In honor of National Poetry Month, I decided to read some classic works of poetry. In particular, I wanted to get out of my comfort zone of Western literature, so I chose to read Matsuo Basho's Narrow Road to a Far Province, a Japanese masterpiece. Narrow Road is a haibun, a fusion of poetry and prose that originated in Japan and has elements of memoir, travelogue, and essays as well as interspersed short poems like haiku, waka, and tanka.
The book describes Basho's journey through the northern province of Japan, which he takes in order to follow in the footsteps of the ancient Japanese poet Saigyo, who made a similar trip. But Basho's travels become a metaphor for a soul's journey to enlightenment. This gives the poet's wandering a powerful spiritual dimension, especially in zen buddhism, which has a tradition of wayfaring saints.

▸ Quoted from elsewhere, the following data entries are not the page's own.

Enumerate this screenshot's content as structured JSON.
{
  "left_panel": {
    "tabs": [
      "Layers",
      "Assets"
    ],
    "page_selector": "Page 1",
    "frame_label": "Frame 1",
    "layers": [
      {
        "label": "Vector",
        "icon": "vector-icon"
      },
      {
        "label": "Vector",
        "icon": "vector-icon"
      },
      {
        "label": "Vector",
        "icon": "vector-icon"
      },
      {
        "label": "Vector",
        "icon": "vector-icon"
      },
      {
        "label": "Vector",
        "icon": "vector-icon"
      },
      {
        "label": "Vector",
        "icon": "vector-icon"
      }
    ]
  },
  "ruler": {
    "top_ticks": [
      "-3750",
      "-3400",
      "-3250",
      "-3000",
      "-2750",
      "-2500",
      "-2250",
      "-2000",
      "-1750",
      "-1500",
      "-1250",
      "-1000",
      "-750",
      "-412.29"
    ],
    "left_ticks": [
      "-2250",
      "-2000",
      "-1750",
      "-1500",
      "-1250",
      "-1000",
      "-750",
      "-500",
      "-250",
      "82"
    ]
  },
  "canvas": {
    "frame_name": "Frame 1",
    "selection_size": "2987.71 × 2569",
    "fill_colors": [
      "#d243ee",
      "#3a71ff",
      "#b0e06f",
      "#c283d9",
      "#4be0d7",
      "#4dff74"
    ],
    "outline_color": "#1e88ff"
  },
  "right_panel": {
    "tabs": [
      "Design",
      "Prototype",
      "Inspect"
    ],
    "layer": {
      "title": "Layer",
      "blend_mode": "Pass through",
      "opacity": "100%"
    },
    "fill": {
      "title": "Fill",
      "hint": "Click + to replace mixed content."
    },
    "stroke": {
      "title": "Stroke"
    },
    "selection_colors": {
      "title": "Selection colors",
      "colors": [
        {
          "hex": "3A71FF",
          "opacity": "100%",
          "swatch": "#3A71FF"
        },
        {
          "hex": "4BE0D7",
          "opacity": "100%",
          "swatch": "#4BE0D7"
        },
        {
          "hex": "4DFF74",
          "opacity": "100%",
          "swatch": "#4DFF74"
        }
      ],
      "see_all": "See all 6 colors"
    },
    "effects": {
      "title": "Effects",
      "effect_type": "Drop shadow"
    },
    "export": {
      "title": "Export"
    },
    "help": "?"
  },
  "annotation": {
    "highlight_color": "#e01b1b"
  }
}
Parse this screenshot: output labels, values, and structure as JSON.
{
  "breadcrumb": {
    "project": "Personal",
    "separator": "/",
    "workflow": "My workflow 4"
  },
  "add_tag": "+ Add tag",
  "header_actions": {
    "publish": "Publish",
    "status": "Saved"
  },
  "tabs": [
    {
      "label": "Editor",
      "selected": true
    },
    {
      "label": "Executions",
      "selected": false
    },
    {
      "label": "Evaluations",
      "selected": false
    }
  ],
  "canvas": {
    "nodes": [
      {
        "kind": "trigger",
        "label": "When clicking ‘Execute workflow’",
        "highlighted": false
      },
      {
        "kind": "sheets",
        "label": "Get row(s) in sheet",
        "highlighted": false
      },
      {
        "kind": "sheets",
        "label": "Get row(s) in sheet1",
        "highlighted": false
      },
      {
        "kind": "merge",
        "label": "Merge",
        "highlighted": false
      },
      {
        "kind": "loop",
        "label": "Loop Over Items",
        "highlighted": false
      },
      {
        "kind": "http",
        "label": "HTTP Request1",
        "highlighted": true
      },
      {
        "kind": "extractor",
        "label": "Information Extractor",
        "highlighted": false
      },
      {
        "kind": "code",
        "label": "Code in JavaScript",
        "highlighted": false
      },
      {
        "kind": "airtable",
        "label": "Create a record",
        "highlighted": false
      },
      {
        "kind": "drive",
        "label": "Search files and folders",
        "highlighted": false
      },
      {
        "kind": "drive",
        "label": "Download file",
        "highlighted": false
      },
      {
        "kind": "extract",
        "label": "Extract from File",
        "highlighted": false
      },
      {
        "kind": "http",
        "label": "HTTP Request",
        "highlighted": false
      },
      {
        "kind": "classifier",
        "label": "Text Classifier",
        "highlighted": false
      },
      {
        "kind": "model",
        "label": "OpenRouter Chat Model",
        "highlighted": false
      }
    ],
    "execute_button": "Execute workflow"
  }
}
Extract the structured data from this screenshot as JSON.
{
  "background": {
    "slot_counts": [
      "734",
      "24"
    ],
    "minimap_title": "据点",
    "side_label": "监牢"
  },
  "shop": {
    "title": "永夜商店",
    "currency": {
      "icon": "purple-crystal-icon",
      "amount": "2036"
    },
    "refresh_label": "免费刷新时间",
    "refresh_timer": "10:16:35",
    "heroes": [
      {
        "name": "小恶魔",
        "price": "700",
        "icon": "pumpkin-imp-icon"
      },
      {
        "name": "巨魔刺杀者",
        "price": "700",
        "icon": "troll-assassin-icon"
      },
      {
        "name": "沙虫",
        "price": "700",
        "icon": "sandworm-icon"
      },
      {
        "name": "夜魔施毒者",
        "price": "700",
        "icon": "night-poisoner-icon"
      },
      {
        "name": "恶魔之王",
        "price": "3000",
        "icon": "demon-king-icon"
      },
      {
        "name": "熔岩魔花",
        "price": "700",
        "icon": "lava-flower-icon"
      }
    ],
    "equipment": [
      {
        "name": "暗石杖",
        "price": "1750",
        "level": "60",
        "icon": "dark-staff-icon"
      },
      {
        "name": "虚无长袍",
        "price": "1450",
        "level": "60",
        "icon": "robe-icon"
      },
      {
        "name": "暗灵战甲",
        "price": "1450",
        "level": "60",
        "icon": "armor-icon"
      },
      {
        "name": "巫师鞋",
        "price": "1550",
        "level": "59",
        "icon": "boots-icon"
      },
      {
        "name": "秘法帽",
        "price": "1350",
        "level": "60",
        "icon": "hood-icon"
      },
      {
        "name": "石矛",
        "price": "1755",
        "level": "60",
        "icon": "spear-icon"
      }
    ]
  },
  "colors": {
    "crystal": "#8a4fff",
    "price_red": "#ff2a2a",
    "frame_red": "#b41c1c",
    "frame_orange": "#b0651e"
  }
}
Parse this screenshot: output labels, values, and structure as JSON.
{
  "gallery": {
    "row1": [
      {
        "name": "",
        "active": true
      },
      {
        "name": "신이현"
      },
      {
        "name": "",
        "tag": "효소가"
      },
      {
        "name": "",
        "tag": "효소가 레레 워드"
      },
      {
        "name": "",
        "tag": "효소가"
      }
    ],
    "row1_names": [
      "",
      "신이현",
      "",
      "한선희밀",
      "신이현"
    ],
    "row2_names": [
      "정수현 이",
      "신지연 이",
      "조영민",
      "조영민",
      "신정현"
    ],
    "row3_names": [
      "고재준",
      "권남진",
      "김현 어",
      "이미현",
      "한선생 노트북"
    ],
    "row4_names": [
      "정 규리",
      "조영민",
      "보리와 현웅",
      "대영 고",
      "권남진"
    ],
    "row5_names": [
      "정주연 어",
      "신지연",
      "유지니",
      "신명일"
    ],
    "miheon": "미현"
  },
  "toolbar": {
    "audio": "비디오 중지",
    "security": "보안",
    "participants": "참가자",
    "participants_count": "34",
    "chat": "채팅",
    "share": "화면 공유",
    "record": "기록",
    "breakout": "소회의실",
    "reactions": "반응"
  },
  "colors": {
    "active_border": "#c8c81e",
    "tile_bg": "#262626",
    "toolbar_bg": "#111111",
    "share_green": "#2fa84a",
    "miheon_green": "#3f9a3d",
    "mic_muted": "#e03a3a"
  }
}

I enjoyed this book. It's very short, but each entry has beautiful images and scenes from the Japan of several hundred years ago. Despite its age, Narrow Road feels surprisingly modern, or perhaps timeless. Basho's deep reverence for nature reminds me of the writings of John Muir, and the book has a profound balance of simplicity and depth. The descriptions of Japan's haunting natural beauties makes me long to visit them and travel along Basho's path. As I read the book, I often wondered how much the landscape has changed, and if any of the views Basho described still exist. I hope they do.